Having said that, professional doulas are a more recent phenomenon. The term doula was coined in the 70s - it means 'woman servant or caregiver' in Greek - but they have only really become popular in the last decade.

Lucretia thinks that this is because social media and parenting forums have allowed women to share their birth experiences more widely.

So what does a typical day in the life of a doula look like?

"I spend some of the day visiting clients who are pregnant. I like to spend time with the mother and her partner discussing birth plans, hospital policy, what normal birth looks like and birth choices," Lucretia says.

"I can be called to a birth at any time. Usually I would go to a woman as soon as labour starts and support her at home for as long as she feels comfortable before going with her to the hospital."

From this point onwards, the doula stays with the mum until after the birth. 

"I usually stay until the mother and baby have settled," says Lucretia.

The doulas work isn't over with the birth of the baby - Lucretia says that the postnatal period is very important too.

"We debrief the birth and go over any questions that they might have. I also help with the common challenges such as breastfeeding, sleeping - or lack of - and anything else that comes up."

It is certainly a hands-on role. But since doulas do not get involved with the medical side of birth they don't require any formal qualifications - there are lots of training courses available though.

"For me personally, although the training I did was amazing, I've learned more from the women I've worked with along the way," says Lucretia.

While it may appear that the doula is just present to support the mother to be, a big part of her role is supporting her partner, as Kylie, a mother of two, explains.

"I liked the idea of having someone who would advocate on my behalf and stand up for my wishes, but who would also support [my partner] Dave during the labour.

"Dave also liked the idea because he admitted that it had been really hard to watch me go through my first labour and delivery, and he thought that having someone there to support both of us would help take the pressure off him in the case of a long labour."

Having a doula worked so well for the couple that both Kylie and Dave have started recommending them to other parents-to-be.

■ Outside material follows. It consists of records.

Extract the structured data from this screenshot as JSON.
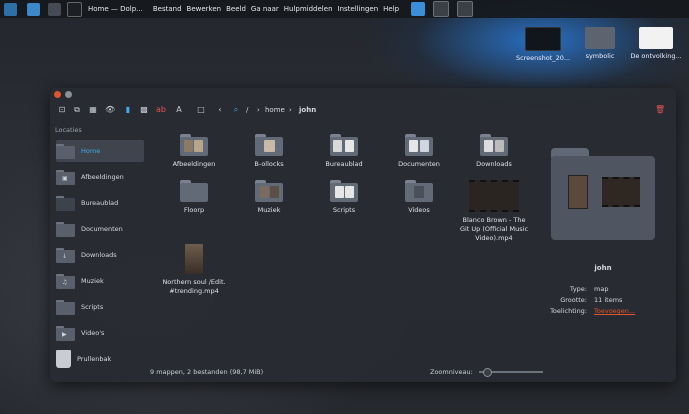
{
  "panel": {
    "task_title": "Home — Dolp...",
    "menu": [
      "Bestand",
      "Bewerken",
      "Beeld",
      "Ga naar",
      "Hulpmiddelen",
      "Instellingen",
      "Help"
    ]
  },
  "desktop": {
    "icons": [
      {
        "label": "Screenshot_20..."
      },
      {
        "label": "symbolic"
      },
      {
        "label": "De ontvolking..."
      }
    ]
  },
  "breadcrumb": {
    "sep1": "/",
    "home": "home",
    "user": "john"
  },
  "sidebar": {
    "section_label": "Locaties",
    "items": [
      {
        "label": "Home",
        "icon": "home-folder-icon"
      },
      {
        "label": "Afbeeldingen",
        "icon": "image-folder-icon"
      },
      {
        "label": "Bureaublad",
        "icon": "desktop-folder-icon"
      },
      {
        "label": "Documenten",
        "icon": "documents-folder-icon"
      },
      {
        "label": "Downloads",
        "icon": "download-folder-icon"
      },
      {
        "label": "Muziek",
        "icon": "music-folder-icon"
      },
      {
        "label": "Scripts",
        "icon": "scripts-folder-icon"
      },
      {
        "label": "Video's",
        "icon": "video-folder-icon"
      },
      {
        "label": "Prullenbak",
        "icon": "trash-icon"
      }
    ]
  },
  "files": [
    {
      "label": "Afbeeldingen"
    },
    {
      "label": "B-ollocks"
    },
    {
      "label": "Bureaublad"
    },
    {
      "label": "Documenten"
    },
    {
      "label": "Downloads"
    },
    {
      "label": "Floorp"
    },
    {
      "label": "Muziek"
    },
    {
      "label": "Scripts"
    },
    {
      "label": "Videos"
    },
    {
      "label": "Blanco Brown - The Git Up (Official Music Video).mp4"
    },
    {
      "label": "Northern soul /Edit. #trending.mp4"
    }
  ],
  "info": {
    "name": "john",
    "type_label": "Type:",
    "type_value": "map",
    "size_label": "Grootte:",
    "size_value": "11 items",
    "comment_label": "Toelichting:",
    "comment_link": "Toevoegen..."
  },
  "status": {
    "summary": "9 mappen, 2 bestanden (98,7 MiB)",
    "zoom_label": "Zoomniveau:"
  },
  "colors": {
    "accent": "#3daee9",
    "close": "#e0552d",
    "link": "#e0552d",
    "danger": "#e05555"
  }
}
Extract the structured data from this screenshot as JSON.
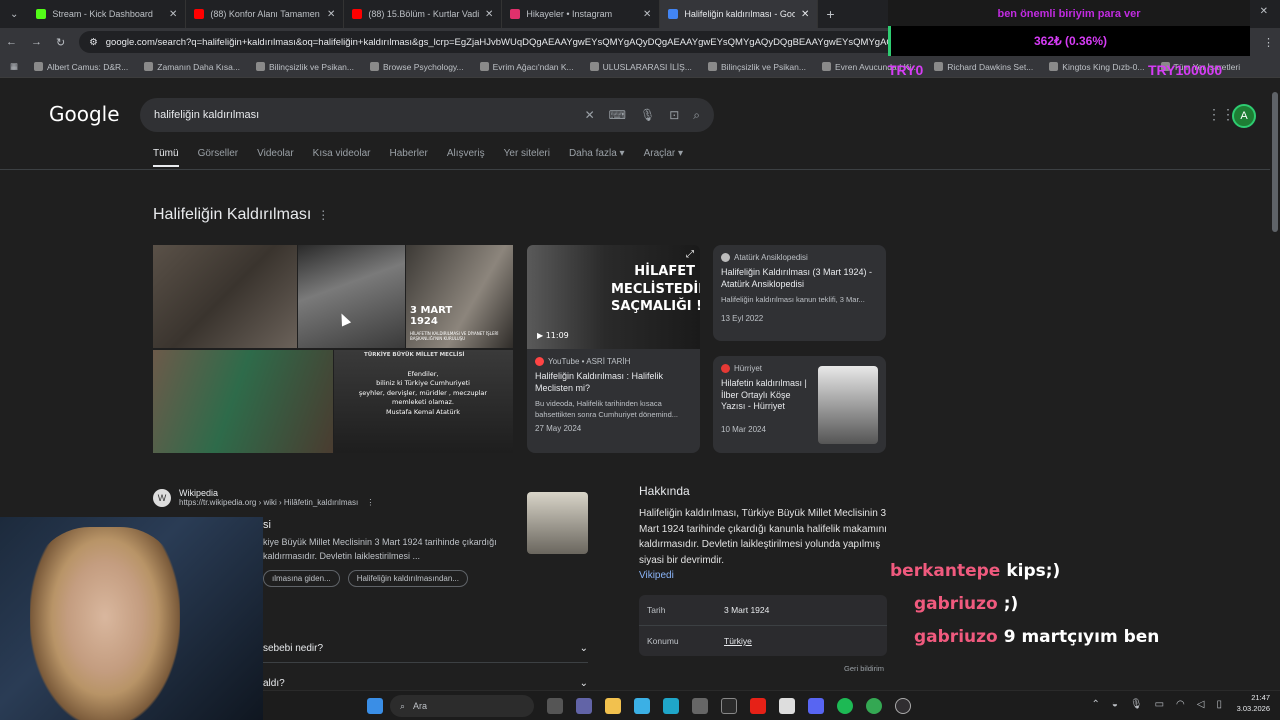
{
  "browser": {
    "tabs": [
      {
        "label": "Stream - Kick Dashboard",
        "color": "#53fc18"
      },
      {
        "label": "(88) Konfor Alanı Tamamen Bi",
        "color": "#ff0000"
      },
      {
        "label": "(88) 15.Bölüm - Kurtlar Vadisi",
        "color": "#ff0000"
      },
      {
        "label": "Hikayeler • Instagram",
        "color": "#e1306c"
      },
      {
        "label": "Halifeliğin kaldırılması - Google",
        "color": "#4285f4",
        "active": true
      }
    ],
    "new_tab": "+",
    "url": "google.com/search?q=halifeliğin+kaldırılması&oq=halifeliğin+kaldırılması&gs_lcrp=EgZjaHJvbWUqDQgAEAAYgwEYsQMYgAQyDQgAEAAYgwEYsQMYgAQyDQgBEAAYgwEYsQMYgAQ",
    "bookmarks": [
      "Albert Camus: D&R...",
      "Zamanın Daha Kısa...",
      "Bilinçsizlik ve Psikan...",
      "Browse Psychology...",
      "Evrim Ağacı'ndan K...",
      "ULUSLARARASI İLİŞ...",
      "Bilinçsizlik ve Psikan...",
      "Evren Avucunda | Ki...",
      "Richard Dawkins Set...",
      "Kingtos King Dızb-0...",
      "Tüm Yer İşaretleri"
    ]
  },
  "stream_overlay": {
    "donate_text": "ben önemli biriyim para ver",
    "goal_text": "362₺ (0.36%)",
    "goal_left": "TRY0",
    "goal_right": "TRY100000"
  },
  "google": {
    "logo": "Google",
    "query": "halifeliğin kaldırılması",
    "avatar": "A",
    "nav": [
      "Tümü",
      "Görseller",
      "Videolar",
      "Kısa videolar",
      "Haberler",
      "Alışveriş",
      "Yer siteleri",
      "Daha fazla ▾",
      "Araçlar ▾"
    ],
    "kp_title": "Halifeliğin Kaldırılması",
    "image_texts": {
      "march": "3 MART\n1924",
      "march_caption": "HİLAFETİN KALDIRILMASI VE DİYANET İŞLERİ BAŞKANLIĞI'NIN KURULUŞU",
      "meclis_title": "TÜRKİYE BÜYÜK MİLLET MECLİSİ",
      "quote": "Efendiler,\nbiliniz ki Türkiye Cumhuriyeti\nşeyhler, dervişler, müridler , meczuplar\nmemleketi olamaz.\nMustafa Kemal Atatürk",
      "video_overlay": "HİLAFET\nMECLİSTEDİR\nSAÇMALIĞI !",
      "video_duration": "▶ 11:09"
    },
    "cards": [
      {
        "source": "Atatürk Ansiklopedisi",
        "title": "Halifeliğin Kaldırılması (3 Mart 1924) - Atatürk Ansiklopedisi",
        "snippet": "Halifeliğin kaldırılması kanun teklifi, 3 Mar...",
        "date": "13 Eyl 2022"
      },
      {
        "source": "YouTube • ASRİ TARİH",
        "title": "Halifeliğin Kaldırılması : Halifelik Meclisten mi?",
        "snippet": "Bu videoda, Halifelik tarihinden kısaca bahsettikten sonra Cumhuriyet dönemind...",
        "date": "27 May 2024"
      },
      {
        "source": "Hürriyet",
        "title": "Hilafetin kaldırılması | İlber Ortaylı Köşe Yazısı - Hürriyet",
        "date": "10 Mar 2024"
      }
    ],
    "wiki": {
      "logo": "W",
      "name": "Wikipedia",
      "url": "https://tr.wikipedia.org › wiki › Hilâfetin_kaldırılması",
      "title": "si",
      "snippet": "kiye Büyük Millet Meclisinin 3 Mart 1924 tarihinde çıkardığı kaldırmasıdır. Devletin laiklestirilmesi ...",
      "chips": [
        "ılmasına giden...",
        "Halifeliğin kaldırılmasından..."
      ]
    },
    "paa": [
      "sebebi nedir?",
      "aldı?"
    ],
    "about": {
      "heading": "Hakkında",
      "text": "Halifeliğin kaldırılması, Türkiye Büyük Millet Meclisinin 3 Mart 1924 tarihinde çıkardığı kanunla halifelik makamını kaldırmasıdır. Devletin laikleştirilmesi yolunda yapılmış siyasi bir devrimdir.",
      "link": "Vikipedi",
      "facts": [
        {
          "k": "Tarih",
          "v": "3 Mart 1924"
        },
        {
          "k": "Konumu",
          "v": "Türkiye"
        }
      ],
      "feedback": "Geri bildirim"
    }
  },
  "chat": [
    {
      "user": "berkantepe",
      "msg": "kips;)"
    },
    {
      "user": "gabriuzo",
      "msg": ";)"
    },
    {
      "user": "gabriuzo",
      "msg": "9 martçıyım ben"
    }
  ],
  "taskbar": {
    "search_placeholder": "Ara",
    "time": "21:47",
    "date": "3.03.2026"
  }
}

"Our doula was a tremendous support to Dave and I both physically and emotionally," says Kylie.

"I doubt I would have come away feeling as good about that labour and delivery experience if she hadn't been there."